*j*(*T*) = (φ_{n}∗*T*)_{n}+*N*,

where ∗ is the convolution operation, and

- φ
_{n}(*x*) =*n*φ(*nx*).

This injection is *non-canonical *in the sense that it depends on the choice of the mollifier φ, which should be *C ^{∞}*, of integral one and have all its derivatives at 0 vanishing. To obtain a canonical injection, the indexing set can be modified to be

If (*E*,*P*) is a (pre-)sheaf of semi normed algebras on some topological space *X*, then *G _{s}*(

- For the subsheaf {0}, one gets the usual support (complement of the largest open subset where the function is zero).
- For the subsheaf
*E*(embedded using the canonical (constant) injection), one gets what is called the singular support, i.e., roughly speaking, the closure of the set where the generalized function is not a smooth function (for*E*=*C*^{∞}).

The Fourier transformation being (well-)defined for compactly supported generalized functions (component-wise), one can apply the same construction as for distributions, and define Lars Hörmander's *wave front set* also for generalized functions.

This has an especially important application in the analysis of propagation of singularities.

These include: the *convolution quotient* theory of Jan Mikusinski, based on the field of fractions of convolution algebras that are integral domains; and the theories of hyperfunctions, based (in their initial conception) on boundary values of analytic functions, and now making use of sheaf theory.

Bruhat introduced a class of test functions, the Schwartz–Bruhat functions as they are now known, on a class of locally compact groups that goes beyond the manifolds that are the typical function domains. The applications are mostly in number theory, particularly to adelic algebraic groups. André Weil rewrote Tate's thesis in this language, characterizing the zeta distribution on the idele group; and has also applied it to the explicit formula of an L-function.

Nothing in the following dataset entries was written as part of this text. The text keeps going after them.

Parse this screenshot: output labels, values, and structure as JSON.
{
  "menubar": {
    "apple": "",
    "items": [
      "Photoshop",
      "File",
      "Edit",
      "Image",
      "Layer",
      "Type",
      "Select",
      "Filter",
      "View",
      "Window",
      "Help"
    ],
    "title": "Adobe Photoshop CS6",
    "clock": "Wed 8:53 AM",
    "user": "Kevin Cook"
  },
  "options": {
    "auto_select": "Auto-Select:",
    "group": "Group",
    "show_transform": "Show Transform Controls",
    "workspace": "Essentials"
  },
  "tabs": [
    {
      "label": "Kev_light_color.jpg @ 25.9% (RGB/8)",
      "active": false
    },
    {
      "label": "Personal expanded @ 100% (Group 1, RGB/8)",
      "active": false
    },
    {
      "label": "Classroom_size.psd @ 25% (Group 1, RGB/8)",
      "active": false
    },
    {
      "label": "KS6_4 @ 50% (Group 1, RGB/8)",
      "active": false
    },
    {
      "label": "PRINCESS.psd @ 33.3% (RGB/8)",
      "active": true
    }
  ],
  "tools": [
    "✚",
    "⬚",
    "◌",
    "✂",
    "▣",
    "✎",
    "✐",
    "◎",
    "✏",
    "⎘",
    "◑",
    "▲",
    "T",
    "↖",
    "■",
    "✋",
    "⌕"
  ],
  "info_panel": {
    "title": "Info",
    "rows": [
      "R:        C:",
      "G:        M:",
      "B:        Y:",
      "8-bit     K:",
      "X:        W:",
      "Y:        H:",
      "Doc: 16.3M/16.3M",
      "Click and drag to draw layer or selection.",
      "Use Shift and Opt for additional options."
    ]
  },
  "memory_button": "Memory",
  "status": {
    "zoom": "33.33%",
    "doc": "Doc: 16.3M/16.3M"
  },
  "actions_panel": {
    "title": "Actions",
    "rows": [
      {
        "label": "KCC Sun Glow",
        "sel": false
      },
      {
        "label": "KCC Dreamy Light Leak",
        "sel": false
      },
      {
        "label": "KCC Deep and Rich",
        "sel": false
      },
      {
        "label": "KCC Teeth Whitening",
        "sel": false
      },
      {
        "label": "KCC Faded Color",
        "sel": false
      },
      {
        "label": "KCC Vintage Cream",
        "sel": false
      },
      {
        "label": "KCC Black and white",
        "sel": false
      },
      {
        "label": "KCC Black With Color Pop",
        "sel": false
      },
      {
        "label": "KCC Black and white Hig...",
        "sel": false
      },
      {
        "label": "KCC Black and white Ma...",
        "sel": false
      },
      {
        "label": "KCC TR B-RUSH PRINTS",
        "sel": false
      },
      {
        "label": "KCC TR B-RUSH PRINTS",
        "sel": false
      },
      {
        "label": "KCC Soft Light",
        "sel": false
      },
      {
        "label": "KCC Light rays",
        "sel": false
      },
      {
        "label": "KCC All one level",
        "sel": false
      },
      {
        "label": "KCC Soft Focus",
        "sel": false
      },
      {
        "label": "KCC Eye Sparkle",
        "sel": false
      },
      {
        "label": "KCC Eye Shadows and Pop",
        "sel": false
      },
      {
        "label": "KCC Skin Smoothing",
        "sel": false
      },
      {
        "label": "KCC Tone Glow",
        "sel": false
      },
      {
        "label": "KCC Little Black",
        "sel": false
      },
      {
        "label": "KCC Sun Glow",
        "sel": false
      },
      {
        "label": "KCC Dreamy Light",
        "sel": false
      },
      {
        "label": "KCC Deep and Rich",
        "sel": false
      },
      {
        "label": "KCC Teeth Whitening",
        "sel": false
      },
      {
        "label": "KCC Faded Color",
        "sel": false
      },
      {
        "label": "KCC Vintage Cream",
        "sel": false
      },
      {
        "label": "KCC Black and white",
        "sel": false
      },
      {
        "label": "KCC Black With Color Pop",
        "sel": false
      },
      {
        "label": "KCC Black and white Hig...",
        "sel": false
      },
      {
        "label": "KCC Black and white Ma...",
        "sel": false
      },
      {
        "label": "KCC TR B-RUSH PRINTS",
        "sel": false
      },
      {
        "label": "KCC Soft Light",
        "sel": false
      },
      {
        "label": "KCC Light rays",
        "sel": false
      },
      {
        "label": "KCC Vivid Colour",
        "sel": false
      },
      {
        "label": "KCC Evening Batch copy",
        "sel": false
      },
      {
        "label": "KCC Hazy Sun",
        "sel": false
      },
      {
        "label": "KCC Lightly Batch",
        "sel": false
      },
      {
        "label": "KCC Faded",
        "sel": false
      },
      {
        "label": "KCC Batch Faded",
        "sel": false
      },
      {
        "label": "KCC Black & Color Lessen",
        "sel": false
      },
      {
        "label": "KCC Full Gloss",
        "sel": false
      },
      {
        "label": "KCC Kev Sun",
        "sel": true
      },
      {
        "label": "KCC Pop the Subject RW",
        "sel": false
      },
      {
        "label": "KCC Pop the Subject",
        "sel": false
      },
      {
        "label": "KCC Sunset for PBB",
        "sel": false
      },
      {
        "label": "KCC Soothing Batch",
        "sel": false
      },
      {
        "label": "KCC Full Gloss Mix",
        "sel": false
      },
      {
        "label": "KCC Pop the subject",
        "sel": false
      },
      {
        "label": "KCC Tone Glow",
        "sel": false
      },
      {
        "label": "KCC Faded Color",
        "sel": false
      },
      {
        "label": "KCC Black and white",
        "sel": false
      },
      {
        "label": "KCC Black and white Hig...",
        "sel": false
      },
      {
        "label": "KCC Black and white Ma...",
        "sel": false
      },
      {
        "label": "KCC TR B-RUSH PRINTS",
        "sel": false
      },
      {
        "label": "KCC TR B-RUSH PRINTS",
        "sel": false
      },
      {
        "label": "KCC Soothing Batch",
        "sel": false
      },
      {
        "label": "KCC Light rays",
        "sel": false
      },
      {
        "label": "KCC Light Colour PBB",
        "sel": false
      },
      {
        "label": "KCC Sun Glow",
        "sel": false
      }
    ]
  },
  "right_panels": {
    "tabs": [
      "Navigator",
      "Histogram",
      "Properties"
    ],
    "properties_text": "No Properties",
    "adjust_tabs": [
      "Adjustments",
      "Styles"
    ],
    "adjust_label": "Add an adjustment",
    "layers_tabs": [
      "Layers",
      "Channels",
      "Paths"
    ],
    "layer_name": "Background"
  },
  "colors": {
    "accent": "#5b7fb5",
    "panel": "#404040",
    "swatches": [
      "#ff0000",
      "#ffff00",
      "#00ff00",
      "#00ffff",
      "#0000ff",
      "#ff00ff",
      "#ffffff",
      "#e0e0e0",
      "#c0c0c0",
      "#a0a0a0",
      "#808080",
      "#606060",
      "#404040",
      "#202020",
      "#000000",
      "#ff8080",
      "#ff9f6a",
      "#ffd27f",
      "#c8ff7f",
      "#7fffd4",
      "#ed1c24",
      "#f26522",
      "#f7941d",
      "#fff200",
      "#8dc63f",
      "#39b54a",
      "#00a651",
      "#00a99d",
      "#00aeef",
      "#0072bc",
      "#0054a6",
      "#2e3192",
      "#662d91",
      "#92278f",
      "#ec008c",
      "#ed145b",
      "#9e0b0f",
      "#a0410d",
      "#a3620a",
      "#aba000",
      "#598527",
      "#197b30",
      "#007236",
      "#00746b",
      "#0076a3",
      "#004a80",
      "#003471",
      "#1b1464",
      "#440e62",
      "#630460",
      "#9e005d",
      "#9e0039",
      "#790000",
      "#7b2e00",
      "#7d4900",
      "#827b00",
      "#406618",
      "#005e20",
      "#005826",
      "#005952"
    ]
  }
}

A further way in which the theory has been extended is as **generalized sections** of a smooth vector bundle. This is on the Schwartz pattern, constructing objects dual to the test objects, smooth sections of a bundle that have compact support. The most developed theory is that of De Rham currents, dual to differential forms. These are homological in nature, in the way that differential forms give rise to De Rham cohomology. They can be used to formulate a very general Stokes' theorem.